Risk of mother-reported child abuse in the first 3 years of life

TitleRisk of mother-reported child abuse in the first 3 years of life
Publication TypeJournal Article
Year of Publication2004
AuthorsWindham, AM, Rosenberg, L, Fuddy, L, McFarlane, E, Sia, C, Duggan, AK
JournalChild Abuse and Neglect
Volume28
Pagination645-667
ISBN Number01452134 (ISSN)
KeywordsAdult, alcohol consumption, article, assault, Child, child abuse, Child development, child parent relation, Child, Preschool, childbirth, demography, depression, Domestic Violence, drug use, family violence, Female, high risk population, House Calls, human, Humans, Income, Infant, Infant, Newborn, Longitudinal Studies, low birth weight, major clinical study, Male, mother child relation, Mother-Child Relations, newborn, Partner violence, Perception, population research, Psychological abuse, Psychometrics, psychometry, Risk Assessment, Risk Factors, Self Concept, self esteem, Self Report, sex difference, small for date infant, Social Support, socioeconomics, Substance-Related Disorders, Temperament, Truth Disclosure
Abstract

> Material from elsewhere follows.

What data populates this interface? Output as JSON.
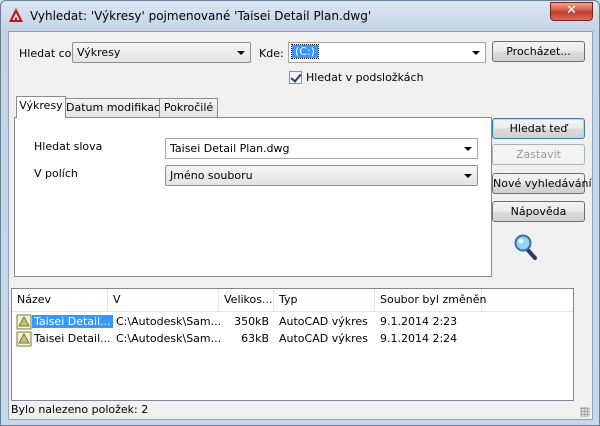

Objective: The purpose of this research was to investigate, within an at-risk population, parent and child characteristics associated with a mother's self-reports of severe physical assault and assault on the self-esteem of the child in the first 3 years of life. Design: The study population consisted of a community-based sample of mothers of newborns identified as at-risk for child maltreatment (n=595). Families were assessed annually from the child's birth through age 3 using instruments with established psychometric properties. Independent variables investigated included: family socio-demographics, parity, mother's social support, maternal depression, maternal problem drug or alcohol use, partner violence, child's age, child's sex, low birth weight/small for gestational age (SGA), and mother's perception of child's demand level. Associations with maltreatment were examined using multivariable methods for longitudinal data. Results: Child severe physical assault was significantly associated with parent characteristics (maternal depression and partner violence); and child characteristics (SGA). Assault to the child's self-esteem was significantly associated with maternal depression, maternal illicit drug use, partner violence and mother's perception of child's demand level. Controlling for family sociodemographic characteristics did not change the associations. Likewise, while mother's perception of child demand level had an independent association with self-esteem assault, the associations described above persisted while demand level was held constant. In this high-risk sample, abuse was not associated with mother's age, education, race, parity, or household income level. Conclusions: While characteristics such as SGA can serve as markers for increased abuse risk, they are not amenable to intervention after the child is born. However, certain other risk factors, such as maternal depression and domestic violence are malleable and should be targeted for intervention with the goal of preventing child maltreatment. © 2004 Elsevier Ltd. All rights reserved.